§ DATA EXCERPTS:
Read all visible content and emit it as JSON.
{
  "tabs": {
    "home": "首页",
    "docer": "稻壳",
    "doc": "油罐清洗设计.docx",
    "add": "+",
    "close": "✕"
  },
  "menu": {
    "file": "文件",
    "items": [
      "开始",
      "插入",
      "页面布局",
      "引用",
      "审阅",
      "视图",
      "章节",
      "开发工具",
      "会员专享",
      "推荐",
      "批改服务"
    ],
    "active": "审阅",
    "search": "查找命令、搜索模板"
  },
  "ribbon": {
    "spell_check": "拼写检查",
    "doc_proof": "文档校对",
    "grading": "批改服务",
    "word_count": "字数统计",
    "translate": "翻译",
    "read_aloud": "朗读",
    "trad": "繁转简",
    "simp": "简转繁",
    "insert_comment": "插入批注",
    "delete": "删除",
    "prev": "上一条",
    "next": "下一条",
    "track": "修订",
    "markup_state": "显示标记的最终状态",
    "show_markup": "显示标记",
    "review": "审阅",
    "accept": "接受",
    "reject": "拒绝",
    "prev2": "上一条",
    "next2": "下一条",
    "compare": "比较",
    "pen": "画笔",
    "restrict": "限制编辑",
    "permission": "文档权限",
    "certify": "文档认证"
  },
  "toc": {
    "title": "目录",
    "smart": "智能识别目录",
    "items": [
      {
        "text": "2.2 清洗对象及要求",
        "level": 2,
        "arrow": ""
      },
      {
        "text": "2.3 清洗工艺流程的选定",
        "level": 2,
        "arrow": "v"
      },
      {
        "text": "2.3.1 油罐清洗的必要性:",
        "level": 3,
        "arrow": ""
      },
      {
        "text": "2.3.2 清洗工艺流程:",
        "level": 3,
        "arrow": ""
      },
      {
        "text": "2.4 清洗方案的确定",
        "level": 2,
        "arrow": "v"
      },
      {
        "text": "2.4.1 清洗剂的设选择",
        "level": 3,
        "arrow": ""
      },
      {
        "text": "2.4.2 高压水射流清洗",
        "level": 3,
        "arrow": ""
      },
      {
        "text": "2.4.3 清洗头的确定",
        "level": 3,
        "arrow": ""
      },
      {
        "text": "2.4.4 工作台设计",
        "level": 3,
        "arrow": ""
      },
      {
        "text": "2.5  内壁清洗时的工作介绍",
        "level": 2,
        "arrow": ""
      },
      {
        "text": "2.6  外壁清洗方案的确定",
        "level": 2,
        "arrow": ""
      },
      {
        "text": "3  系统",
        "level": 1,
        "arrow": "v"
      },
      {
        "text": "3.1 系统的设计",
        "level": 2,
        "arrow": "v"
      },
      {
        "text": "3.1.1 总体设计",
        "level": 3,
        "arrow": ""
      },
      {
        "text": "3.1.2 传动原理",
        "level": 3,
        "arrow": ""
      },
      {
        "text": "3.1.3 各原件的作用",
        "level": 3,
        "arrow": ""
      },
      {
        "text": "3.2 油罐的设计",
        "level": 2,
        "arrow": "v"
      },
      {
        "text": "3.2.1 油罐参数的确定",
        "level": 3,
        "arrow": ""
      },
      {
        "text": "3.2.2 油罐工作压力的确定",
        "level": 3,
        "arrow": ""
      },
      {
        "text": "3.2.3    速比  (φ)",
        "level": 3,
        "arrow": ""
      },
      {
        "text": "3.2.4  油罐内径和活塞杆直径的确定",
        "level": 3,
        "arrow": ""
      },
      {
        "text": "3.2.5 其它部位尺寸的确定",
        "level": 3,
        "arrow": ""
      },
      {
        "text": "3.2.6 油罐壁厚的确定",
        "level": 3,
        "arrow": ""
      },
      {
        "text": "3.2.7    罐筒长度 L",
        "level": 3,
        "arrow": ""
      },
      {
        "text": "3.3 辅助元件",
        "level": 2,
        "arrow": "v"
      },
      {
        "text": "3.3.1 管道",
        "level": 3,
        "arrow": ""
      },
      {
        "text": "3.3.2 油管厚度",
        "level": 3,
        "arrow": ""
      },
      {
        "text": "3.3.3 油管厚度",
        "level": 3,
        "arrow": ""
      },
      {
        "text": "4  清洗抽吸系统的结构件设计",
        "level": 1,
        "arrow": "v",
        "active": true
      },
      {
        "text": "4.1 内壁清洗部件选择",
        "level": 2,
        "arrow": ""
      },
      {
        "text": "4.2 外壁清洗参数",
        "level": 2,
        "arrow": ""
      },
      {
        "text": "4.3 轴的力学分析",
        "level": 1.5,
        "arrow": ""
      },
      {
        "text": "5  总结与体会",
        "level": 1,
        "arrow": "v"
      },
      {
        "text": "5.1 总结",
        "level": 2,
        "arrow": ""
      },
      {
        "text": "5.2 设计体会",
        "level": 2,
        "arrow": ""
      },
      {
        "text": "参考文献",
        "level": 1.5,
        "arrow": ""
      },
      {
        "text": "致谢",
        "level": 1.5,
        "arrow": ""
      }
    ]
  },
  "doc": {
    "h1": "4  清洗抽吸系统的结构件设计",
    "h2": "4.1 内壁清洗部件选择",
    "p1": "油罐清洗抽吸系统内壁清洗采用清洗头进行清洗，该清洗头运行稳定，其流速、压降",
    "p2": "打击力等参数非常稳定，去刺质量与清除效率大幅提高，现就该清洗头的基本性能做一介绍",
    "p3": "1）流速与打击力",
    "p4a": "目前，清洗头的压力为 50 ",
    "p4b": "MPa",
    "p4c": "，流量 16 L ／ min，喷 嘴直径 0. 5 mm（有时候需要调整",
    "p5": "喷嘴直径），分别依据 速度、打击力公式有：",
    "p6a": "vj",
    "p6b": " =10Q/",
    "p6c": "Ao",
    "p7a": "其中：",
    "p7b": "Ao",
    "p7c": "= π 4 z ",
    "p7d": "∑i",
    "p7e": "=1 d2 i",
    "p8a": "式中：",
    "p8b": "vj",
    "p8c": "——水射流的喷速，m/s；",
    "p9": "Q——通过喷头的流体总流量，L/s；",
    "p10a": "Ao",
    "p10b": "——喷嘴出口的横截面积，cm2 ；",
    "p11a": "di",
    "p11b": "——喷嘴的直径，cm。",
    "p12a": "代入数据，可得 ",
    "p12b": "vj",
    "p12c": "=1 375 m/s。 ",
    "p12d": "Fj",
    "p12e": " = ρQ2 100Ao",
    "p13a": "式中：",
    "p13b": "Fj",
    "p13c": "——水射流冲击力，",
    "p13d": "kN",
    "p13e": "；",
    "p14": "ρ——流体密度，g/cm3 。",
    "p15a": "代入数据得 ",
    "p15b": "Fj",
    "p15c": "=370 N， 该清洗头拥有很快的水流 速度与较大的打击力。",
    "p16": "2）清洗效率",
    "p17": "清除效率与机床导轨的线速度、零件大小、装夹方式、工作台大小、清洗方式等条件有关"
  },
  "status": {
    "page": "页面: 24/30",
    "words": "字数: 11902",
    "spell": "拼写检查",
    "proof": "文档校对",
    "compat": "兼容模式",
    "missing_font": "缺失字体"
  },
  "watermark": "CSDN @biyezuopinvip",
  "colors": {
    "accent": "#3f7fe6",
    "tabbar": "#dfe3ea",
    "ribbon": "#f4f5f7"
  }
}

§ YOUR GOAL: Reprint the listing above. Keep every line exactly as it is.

§ REPLY:
Read all visible content and emit it as JSON.
{
  "tabs": {
    "home": "首页",
    "docer": "稻壳",
    "doc": "油罐清洗设计.docx",
    "add": "+",
    "close": "✕"
  },
  "menu": {
    "file": "文件",
    "items": [
      "开始",
      "插入",
      "页面布局",
      "引用",
      "审阅",
      "视图",
      "章节",
      "开发工具",
      "会员专享",
      "推荐",
      "批改服务"
    ],
    "active": "审阅",
    "search": "查找命令、搜索模板"
  },
  "ribbon": {
    "spell_check": "拼写检查",
    "doc_proof": "文档校对",
    "grading": "批改服务",
    "word_count": "字数统计",
    "translate": "翻译",
    "read_aloud": "朗读",
    "trad": "繁转简",
    "simp": "简转繁",
    "insert_comment": "插入批注",
    "delete": "删除",
    "prev": "上一条",
    "next": "下一条",
    "track": "修订",
    "markup_state": "显示标记的最终状态",
    "show_markup": "显示标记",
    "review": "审阅",
    "accept": "接受",
    "reject": "拒绝",
    "prev2": "上一条",
    "next2": "下一条",
    "compare": "比较",
    "pen": "画笔",
    "restrict": "限制编辑",
    "permission": "文档权限",
    "certify": "文档认证"
  },
  "toc": {
    "title": "目录",
    "smart": "智能识别目录",
    "items": [
      {
        "text": "2.2 清洗对象及要求",
        "level": 2,
        "arrow": ""
      },
      {
        "text": "2.3 清洗工艺流程的选定",
        "level": 2,
        "arrow": "v"
      },
      {
        "text": "2.3.1 油罐清洗的必要性:",
        "level": 3,
        "arrow": ""
      },
      {
        "text": "2.3.2 清洗工艺流程:",
        "level": 3,
        "arrow": ""
      },
      {
        "text": "2.4 清洗方案的确定",
        "level": 2,
        "arrow": "v"
      },
      {
        "text": "2.4.1 清洗剂的设选择",
        "level": 3,
        "arrow": ""
      },
      {
        "text": "2.4.2 高压水射流清洗",
        "level": 3,
        "arrow": ""
      },
      {
        "text": "2.4.3 清洗头的确定",
        "level": 3,
        "arrow": ""
      },
      {
        "text": "2.4.4 工作台设计",
        "level": 3,
        "arrow": ""
      },
      {
        "text": "2.5  内壁清洗时的工作介绍",
        "level": 2,
        "arrow": ""
      },
      {
        "text": "2.6  外壁清洗方案的确定",
        "level": 2,
        "arrow": ""
      },
      {
        "text": "3  系统",
        "level": 1,
        "arrow": "v"
      },
      {
        "text": "3.1 系统的设计",
        "level": 2,
        "arrow": "v"
      },
      {
        "text": "3.1.1 总体设计",
        "level": 3,
        "arrow": ""
      },
      {
        "text": "3.1.2 传动原理",
        "level": 3,
        "arrow": ""
      },
      {
        "text": "3.1.3 各原件的作用",
        "level": 3,
        "arrow": ""
      },
      {
        "text": "3.2 油罐的设计",
        "level": 2,
        "arrow": "v"
      },
      {
        "text": "3.2.1 油罐参数的确定",
        "level": 3,
        "arrow": ""
      },
      {
        "text": "3.2.2 油罐工作压力的确定",
        "level": 3,
        "arrow": ""
      },
      {
        "text": "3.2.3    速比  (φ)",
        "level": 3,
        "arrow": ""
      },
      {
        "text": "3.2.4  油罐内径和活塞杆直径的确定",
        "level": 3,
        "arrow": ""
      },
      {
        "text": "3.2.5 其它部位尺寸的确定",
        "level": 3,
        "arrow": ""
      },
      {
        "text": "3.2.6 油罐壁厚的确定",
        "level": 3,
        "arrow": ""
      },
      {
        "text": "3.2.7    罐筒长度 L",
        "level": 3,
        "arrow": ""
      },
      {
        "text": "3.3 辅助元件",
        "level": 2,
        "arrow": "v"
      },
      {
        "text": "3.3.1 管道",
        "level": 3,
        "arrow": ""
      },
      {
        "text": "3.3.2 油管厚度",
        "level": 3,
        "arrow": ""
      },
      {
        "text": "3.3.3 油管厚度",
        "level": 3,
        "arrow": ""
      },
      {
        "text": "4  清洗抽吸系统的结构件设计",
        "level": 1,
        "arrow": "v",
        "active": true
      },
      {
        "text": "4.1 内壁清洗部件选择",
        "level": 2,
        "arrow": ""
      },
      {
        "text": "4.2 外壁清洗参数",
        "level": 2,
        "arrow": ""
      },
      {
        "text": "4.3 轴的力学分析",
        "level": 1.5,
        "arrow": ""
      },
      {
        "text": "5  总结与体会",
        "level": 1,
        "arrow": "v"
      },
      {
        "text": "5.1 总结",
        "level": 2,
        "arrow": ""
      },
      {
        "text": "5.2 设计体会",
        "level": 2,
        "arrow": ""
      },
      {
        "text": "参考文献",
        "level": 1.5,
        "arrow": ""
      },
      {
        "text": "致谢",
        "level": 1.5,
        "arrow": ""
      }
    ]
  },
  "doc": {
    "h1": "4  清洗抽吸系统的结构件设计",
    "h2": "4.1 内壁清洗部件选择",
    "p1": "油罐清洗抽吸系统内壁清洗采用清洗头进行清洗，该清洗头运行稳定，其流速、压降",
    "p2": "打击力等参数非常稳定，去刺质量与清除效率大幅提高，现就该清洗头的基本性能做一介绍",
    "p3": "1）流速与打击力",
    "p4a": "目前，清洗头的压力为 50 ",
    "p4b": "MPa",
    "p4c": "，流量 16 L ／ min，喷 嘴直径 0. 5 mm（有时候需要调整",
    "p5": "喷嘴直径），分别依据 速度、打击力公式有：",
    "p6a": "vj",
    "p6b": " =10Q/",
    "p6c": "Ao",
    "p7a": "其中：",
    "p7b": "Ao",
    "p7c": "= π 4 z ",
    "p7d": "∑i",
    "p7e": "=1 d2 i",
    "p8a": "式中：",
    "p8b": "vj",
    "p8c": "——水射流的喷速，m/s；",
    "p9": "Q——通过喷头的流体总流量，L/s；",
    "p10a": "Ao",
    "p10b": "——喷嘴出口的横截面积，cm2 ；",
    "p11a": "di",
    "p11b": "——喷嘴的直径，cm。",
    "p12a": "代入数据，可得 ",
    "p12b": "vj",
    "p12c": "=1 375 m/s。 ",
    "p12d": "Fj",
    "p12e": " = ρQ2 100Ao",
    "p13a": "式中：",
    "p13b": "Fj",
    "p13c": "——水射流冲击力，",
    "p13d": "kN",
    "p13e": "；",
    "p14": "ρ——流体密度，g/cm3 。",
    "p15a": "代入数据得 ",
    "p15b": "Fj",
    "p15c": "=370 N， 该清洗头拥有很快的水流 速度与较大的打击力。",
    "p16": "2）清洗效率",
    "p17": "清除效率与机床导轨的线速度、零件大小、装夹方式、工作台大小、清洗方式等条件有关"
  },
  "status": {
    "page": "页面: 24/30",
    "words": "字数: 11902",
    "spell": "拼写检查",
    "proof": "文档校对",
    "compat": "兼容模式",
    "missing_font": "缺失字体"
  },
  "watermark": "CSDN @biyezuopinvip",
  "colors": {
    "accent": "#3f7fe6",
    "tabbar": "#dfe3ea",
    "ribbon": "#f4f5f7"
  }
}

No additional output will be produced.